::: RECORDS SHOWN :::
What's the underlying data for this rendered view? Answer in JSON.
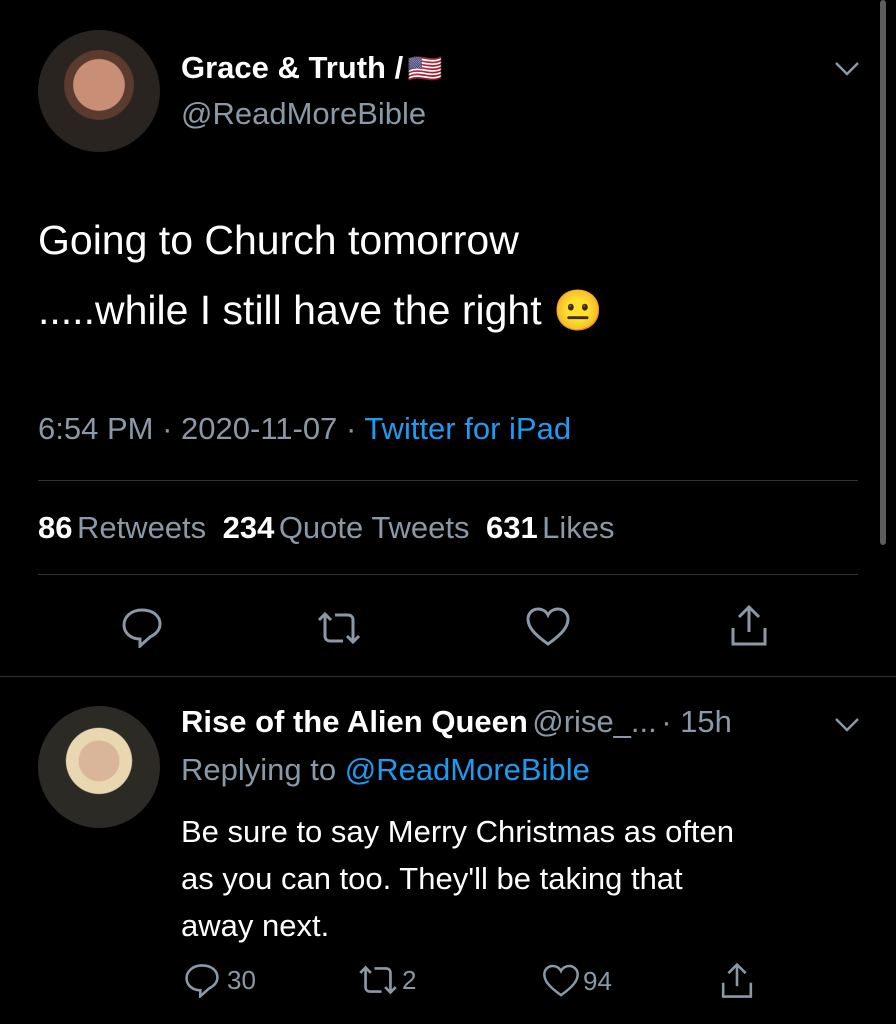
{
  "tweet": {
    "author_name": "Grace & Truth /",
    "author_flag": "🇺🇸",
    "author_handle": "@ReadMoreBible",
    "text_line1": "Going to Church tomorrow",
    "text_line2": ".....while I still have the right",
    "emoji": "😐",
    "time": "6:54 PM",
    "sep1": "·",
    "date": "2020-11-07",
    "sep2": "·",
    "source": "Twitter for iPad",
    "retweets_count": "86",
    "retweets_label": "Retweets",
    "quotes_count": "234",
    "quotes_label": "Quote Tweets",
    "likes_count": "631",
    "likes_label": "Likes"
  },
  "reply": {
    "author_name": "Rise of the Alien Queen",
    "author_handle": "@rise_...",
    "time": "· 15h",
    "replying_prefix": "Replying to",
    "replying_handle": "@ReadMoreBible",
    "text_line1": "Be sure to say Merry Christmas as often",
    "text_line2": "as you can too. They'll be taking that",
    "text_line3": "away next.",
    "reply_count": "30",
    "retweet_count": "2",
    "like_count": "94"
  },
  "colors": {
    "background": "#000000",
    "secondary_text": "#8b98a5",
    "link": "#1d9bf0",
    "divider": "#2f3336"
  },
  "icons": [
    "chevron-down-icon",
    "reply-icon",
    "retweet-icon",
    "like-icon",
    "share-icon"
  ]
}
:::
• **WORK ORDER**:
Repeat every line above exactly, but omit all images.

• **SOLUTION**:
What's the underlying data for this rendered view? Answer in JSON.
{
  "tweet": {
    "author_name": "Grace & Truth /",
    "author_flag": "🇺🇸",
    "author_handle": "@ReadMoreBible",
    "text_line1": "Going to Church tomorrow",
    "text_line2": ".....while I still have the right",
    "emoji": "😐",
    "time": "6:54 PM",
    "sep1": "·",
    "date": "2020-11-07",
    "sep2": "·",
    "source": "Twitter for iPad",
    "retweets_count": "86",
    "retweets_label": "Retweets",
    "quotes_count": "234",
    "quotes_label": "Quote Tweets",
    "likes_count": "631",
    "likes_label": "Likes"
  },
  "reply": {
    "author_name": "Rise of the Alien Queen",
    "author_handle": "@rise_...",
    "time": "· 15h",
    "replying_prefix": "Replying to",
    "replying_handle": "@ReadMoreBible",
    "text_line1": "Be sure to say Merry Christmas as often",
    "text_line2": "as you can too. They'll be taking that",
    "text_line3": "away next.",
    "reply_count": "30",
    "retweet_count": "2",
    "like_count": "94"
  },
  "colors": {
    "background": "#000000",
    "secondary_text": "#8b98a5",
    "link": "#1d9bf0",
    "divider": "#2f3336"
  },
  "icons": [
    "chevron-down-icon",
    "reply-icon",
    "retweet-icon",
    "like-icon",
    "share-icon"
  ]
}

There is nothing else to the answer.